Data items:
=== Begin Enclosure ===
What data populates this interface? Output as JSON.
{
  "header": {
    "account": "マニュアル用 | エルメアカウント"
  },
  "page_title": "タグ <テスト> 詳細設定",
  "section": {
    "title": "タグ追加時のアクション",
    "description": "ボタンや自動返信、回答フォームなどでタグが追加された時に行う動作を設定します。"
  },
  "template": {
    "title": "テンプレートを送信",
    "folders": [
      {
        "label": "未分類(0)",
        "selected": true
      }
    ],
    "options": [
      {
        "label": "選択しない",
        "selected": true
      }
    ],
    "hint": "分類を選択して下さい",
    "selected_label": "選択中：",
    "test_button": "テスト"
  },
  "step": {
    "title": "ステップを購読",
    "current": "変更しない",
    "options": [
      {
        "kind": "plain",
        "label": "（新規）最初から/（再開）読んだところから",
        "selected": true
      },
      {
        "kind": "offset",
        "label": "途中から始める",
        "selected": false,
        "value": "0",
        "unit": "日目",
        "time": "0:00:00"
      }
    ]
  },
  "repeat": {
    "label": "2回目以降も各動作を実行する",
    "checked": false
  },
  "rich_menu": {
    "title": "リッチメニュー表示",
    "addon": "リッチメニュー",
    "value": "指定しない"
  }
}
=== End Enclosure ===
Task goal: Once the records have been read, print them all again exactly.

Response to the task:
What data populates this interface? Output as JSON.
{
  "header": {
    "account": "マニュアル用 | エルメアカウント"
  },
  "page_title": "タグ <テスト> 詳細設定",
  "section": {
    "title": "タグ追加時のアクション",
    "description": "ボタンや自動返信、回答フォームなどでタグが追加された時に行う動作を設定します。"
  },
  "template": {
    "title": "テンプレートを送信",
    "folders": [
      {
        "label": "未分類(0)",
        "selected": true
      }
    ],
    "options": [
      {
        "label": "選択しない",
        "selected": true
      }
    ],
    "hint": "分類を選択して下さい",
    "selected_label": "選択中：",
    "test_button": "テスト"
  },
  "step": {
    "title": "ステップを購読",
    "current": "変更しない",
    "options": [
      {
        "kind": "plain",
        "label": "（新規）最初から/（再開）読んだところから",
        "selected": true
      },
      {
        "kind": "offset",
        "label": "途中から始める",
        "selected": false,
        "value": "0",
        "unit": "日目",
        "time": "0:00:00"
      }
    ]
  },
  "repeat": {
    "label": "2回目以降も各動作を実行する",
    "checked": false
  },
  "rich_menu": {
    "title": "リッチメニュー表示",
    "addon": "リッチメニュー",
    "value": "指定しない"
  }
}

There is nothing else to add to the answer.